» REQUIREMENT
Determine how many lines in the records below contain "title", then state that number alone.

» Data extracted from a collection
·····
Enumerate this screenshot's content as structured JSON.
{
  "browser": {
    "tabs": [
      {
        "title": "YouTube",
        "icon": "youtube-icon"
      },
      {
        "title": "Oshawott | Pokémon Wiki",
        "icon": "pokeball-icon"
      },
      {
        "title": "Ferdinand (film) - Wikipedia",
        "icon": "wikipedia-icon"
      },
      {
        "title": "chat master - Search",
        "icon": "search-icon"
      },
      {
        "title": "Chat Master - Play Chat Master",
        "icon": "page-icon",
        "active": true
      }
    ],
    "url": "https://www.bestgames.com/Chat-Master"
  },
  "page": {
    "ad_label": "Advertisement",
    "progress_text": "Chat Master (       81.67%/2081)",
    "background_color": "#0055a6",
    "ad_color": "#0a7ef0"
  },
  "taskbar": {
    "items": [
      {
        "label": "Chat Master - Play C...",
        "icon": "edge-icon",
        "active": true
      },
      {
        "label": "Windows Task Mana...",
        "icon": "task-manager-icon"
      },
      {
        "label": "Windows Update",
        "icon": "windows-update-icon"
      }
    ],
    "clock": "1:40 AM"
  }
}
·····
» REPLY TO THE EXERCISE
5